There are gender gaps in many occupations—but you’d think coaching women’s sports wouldn’t be one of them.
As it turns out, it is. As of 2014, just 43 percent of women’s intercollegiate sports teams were coached by women, according to a study by Acosta-Carpenter. That’s down from over 90 percent in 1972.
As the study points out, this can have significant negative consequences for female students.
“Access to female role models in positions of decision making and leadership is particularly important for females,” the study says, because women “have fewer such role models in their lives than do their male counterparts.”
How did this happen? Ironically, one major reason is Title IX, a law designed to end gender discrimination in education, including in school sports.
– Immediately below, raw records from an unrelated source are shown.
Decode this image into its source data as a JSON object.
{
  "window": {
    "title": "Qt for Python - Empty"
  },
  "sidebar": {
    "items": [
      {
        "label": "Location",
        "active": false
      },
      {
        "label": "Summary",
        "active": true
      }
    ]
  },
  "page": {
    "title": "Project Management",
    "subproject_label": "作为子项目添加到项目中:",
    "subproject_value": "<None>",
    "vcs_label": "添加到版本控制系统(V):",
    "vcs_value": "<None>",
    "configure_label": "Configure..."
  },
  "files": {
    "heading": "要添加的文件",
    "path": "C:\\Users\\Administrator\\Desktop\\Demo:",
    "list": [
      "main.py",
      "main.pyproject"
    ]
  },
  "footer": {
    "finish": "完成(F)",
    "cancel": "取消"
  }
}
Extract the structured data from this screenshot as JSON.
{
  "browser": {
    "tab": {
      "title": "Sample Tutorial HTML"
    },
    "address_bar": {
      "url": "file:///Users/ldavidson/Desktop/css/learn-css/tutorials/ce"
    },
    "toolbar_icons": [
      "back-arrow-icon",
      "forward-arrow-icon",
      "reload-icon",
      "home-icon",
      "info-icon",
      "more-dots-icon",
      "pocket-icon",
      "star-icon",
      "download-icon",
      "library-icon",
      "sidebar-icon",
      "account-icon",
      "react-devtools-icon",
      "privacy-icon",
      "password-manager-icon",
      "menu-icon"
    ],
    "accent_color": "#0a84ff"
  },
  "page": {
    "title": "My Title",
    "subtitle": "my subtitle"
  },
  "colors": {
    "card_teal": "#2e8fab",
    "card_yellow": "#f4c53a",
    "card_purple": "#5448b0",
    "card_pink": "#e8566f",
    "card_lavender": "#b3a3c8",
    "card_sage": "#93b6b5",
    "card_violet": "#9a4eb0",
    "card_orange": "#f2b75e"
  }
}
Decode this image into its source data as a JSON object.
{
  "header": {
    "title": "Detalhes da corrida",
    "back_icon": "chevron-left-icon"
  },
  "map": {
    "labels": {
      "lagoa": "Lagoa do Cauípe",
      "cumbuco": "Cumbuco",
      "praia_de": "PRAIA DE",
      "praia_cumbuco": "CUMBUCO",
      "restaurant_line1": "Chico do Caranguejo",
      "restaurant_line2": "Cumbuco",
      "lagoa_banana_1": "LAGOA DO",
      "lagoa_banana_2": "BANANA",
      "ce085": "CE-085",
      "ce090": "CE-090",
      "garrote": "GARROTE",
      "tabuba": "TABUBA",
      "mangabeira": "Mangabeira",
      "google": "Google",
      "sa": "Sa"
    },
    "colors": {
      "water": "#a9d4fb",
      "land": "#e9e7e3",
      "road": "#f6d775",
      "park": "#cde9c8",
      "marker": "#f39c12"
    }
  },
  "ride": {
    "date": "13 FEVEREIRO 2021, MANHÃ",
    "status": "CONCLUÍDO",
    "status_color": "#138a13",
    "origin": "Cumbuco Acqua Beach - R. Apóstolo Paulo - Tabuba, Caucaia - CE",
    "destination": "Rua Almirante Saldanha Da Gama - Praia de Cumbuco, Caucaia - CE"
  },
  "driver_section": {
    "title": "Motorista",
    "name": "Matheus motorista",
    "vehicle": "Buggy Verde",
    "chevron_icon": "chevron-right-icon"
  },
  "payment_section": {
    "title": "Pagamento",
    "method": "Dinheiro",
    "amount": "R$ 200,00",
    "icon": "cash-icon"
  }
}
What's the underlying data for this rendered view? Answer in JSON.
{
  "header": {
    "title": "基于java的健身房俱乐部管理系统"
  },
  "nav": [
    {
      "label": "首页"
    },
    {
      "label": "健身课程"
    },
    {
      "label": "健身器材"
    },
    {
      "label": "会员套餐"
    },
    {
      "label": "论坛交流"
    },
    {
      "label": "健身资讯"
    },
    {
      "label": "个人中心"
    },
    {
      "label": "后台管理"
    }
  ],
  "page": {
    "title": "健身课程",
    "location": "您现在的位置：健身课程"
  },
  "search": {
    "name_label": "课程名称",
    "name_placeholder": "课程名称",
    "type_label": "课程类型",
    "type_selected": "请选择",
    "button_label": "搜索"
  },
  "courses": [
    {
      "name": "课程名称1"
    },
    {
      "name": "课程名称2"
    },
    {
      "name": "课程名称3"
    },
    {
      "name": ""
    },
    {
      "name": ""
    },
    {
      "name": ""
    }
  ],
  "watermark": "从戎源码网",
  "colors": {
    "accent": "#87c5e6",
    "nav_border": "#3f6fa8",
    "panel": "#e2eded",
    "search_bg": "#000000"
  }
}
That law took effect in 1972, right before the numbers started dropping.
Unfortunately, Title IX only protects students, not coaches, so when additional jobs for coaches were created to match those for men’s teams, the usual sexist societal trends did their thing and most of the jobs went to men.